The innovative approach, published in the New England Journal of Medicine, involved 55 patients with 17 different types of cancer. Everyone in the trial had a gene fault called a TRK fusion, which occurs in less than 1 in 100 tumours and can fuel growing cancer cells.
Larotrectinib was developed to specifically target cancer cells that carry this gene fault. Developing and testing the drug in this way is different to many trials, which focus on a specific type of cancer.
What did the trial show?
The trial included patients with soft tissue sarcomas, thyroid and bowel cancer, and 1 in 5 patients in the trial had salivary gland cancer. Patients ranged from 4 months to 76 years old.
Over half the cancers hadn't worsened one year after treatment.
When the researchers reviewed if the patients’ cancers had responded:
- 7 patients had seen their cancer disappear
- 34 had seen their cancer shrink to some degree
- 7 had seen their cancer remain stable and not grow
- 5 had seen their cancer get worse
- 2 withdrew from the trial because their condition deteriorated
The main side effects that patients experienced were early signs of liver damage, dizziness and vomiting. Most reactions were mild, according to the researchers.
Stepping up to the challenge
Many of the gene faults found inside cancer cells, such as TRK fusions, are rare.
“This makes it very challenging to design clinical trials for patients with a particular type of cancer that carries these mutations because the numbers are small," said Professor Charles Swanton, Cancer Research UK's chief clinician.
"In situations like these, early stage clinical trials involving patients with multiple types of cancer are the only option to test new drugs."
Several children on the trial had a type of cancer called infantile fibrosarcoma. Dr Leo Mascarenhas, from Children's Hospital Los Angeles and who helped design the study, said this cancer can treated with surgery, but this can be severe and have a huge impact on the patient's quality of life.
“After treating our patient with infantile fibrosarcoma with larotrectinib, the cancer shrunk sufficiently and we were able to surgically remove the tumour while preserving the patient's leg," he said.

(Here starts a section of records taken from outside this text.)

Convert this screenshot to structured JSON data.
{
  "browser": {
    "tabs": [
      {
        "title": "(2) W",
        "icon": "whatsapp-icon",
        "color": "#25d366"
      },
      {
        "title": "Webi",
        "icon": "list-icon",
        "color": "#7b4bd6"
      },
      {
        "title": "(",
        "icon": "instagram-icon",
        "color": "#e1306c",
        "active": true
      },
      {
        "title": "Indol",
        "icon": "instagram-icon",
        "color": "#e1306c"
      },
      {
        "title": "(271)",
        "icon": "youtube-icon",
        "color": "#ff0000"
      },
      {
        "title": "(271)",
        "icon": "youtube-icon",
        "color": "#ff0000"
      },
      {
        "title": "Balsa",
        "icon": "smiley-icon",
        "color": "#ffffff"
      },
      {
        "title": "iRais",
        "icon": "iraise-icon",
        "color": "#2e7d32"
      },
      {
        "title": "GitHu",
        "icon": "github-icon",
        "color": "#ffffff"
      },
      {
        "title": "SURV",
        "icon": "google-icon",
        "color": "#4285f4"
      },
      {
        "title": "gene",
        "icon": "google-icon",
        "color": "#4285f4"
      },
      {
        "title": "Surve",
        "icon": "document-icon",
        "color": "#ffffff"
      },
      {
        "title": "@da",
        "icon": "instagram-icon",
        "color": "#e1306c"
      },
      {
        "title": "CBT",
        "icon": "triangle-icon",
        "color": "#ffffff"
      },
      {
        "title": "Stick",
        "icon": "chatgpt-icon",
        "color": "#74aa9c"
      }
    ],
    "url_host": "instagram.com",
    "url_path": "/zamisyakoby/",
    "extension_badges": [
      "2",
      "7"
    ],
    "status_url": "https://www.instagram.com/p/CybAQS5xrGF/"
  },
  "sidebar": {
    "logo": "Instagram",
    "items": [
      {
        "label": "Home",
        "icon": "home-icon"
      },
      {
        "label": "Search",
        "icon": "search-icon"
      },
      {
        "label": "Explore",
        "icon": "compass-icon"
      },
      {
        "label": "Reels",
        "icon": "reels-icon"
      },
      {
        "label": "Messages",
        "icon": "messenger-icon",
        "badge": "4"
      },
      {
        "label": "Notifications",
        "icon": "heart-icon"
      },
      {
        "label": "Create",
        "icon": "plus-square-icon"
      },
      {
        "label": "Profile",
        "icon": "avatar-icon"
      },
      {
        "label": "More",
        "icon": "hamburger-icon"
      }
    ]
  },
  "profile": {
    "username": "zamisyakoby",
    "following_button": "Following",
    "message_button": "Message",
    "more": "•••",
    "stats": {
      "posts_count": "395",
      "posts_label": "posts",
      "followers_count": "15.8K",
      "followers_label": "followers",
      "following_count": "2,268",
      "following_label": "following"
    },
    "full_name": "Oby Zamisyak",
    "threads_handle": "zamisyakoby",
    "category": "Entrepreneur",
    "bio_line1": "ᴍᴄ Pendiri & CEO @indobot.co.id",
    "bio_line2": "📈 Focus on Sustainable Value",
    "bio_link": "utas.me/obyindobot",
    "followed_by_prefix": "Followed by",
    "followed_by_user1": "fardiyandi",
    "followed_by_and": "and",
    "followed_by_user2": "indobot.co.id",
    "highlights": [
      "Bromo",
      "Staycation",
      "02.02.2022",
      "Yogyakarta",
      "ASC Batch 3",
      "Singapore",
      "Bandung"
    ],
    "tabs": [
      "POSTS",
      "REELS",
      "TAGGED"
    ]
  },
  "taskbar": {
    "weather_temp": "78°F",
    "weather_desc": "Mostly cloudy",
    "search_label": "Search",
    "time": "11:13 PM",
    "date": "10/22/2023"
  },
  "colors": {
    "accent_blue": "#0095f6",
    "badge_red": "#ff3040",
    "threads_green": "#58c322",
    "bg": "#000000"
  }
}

Surgery also became an option for other patients whose cancers shrank following treatment with the drug.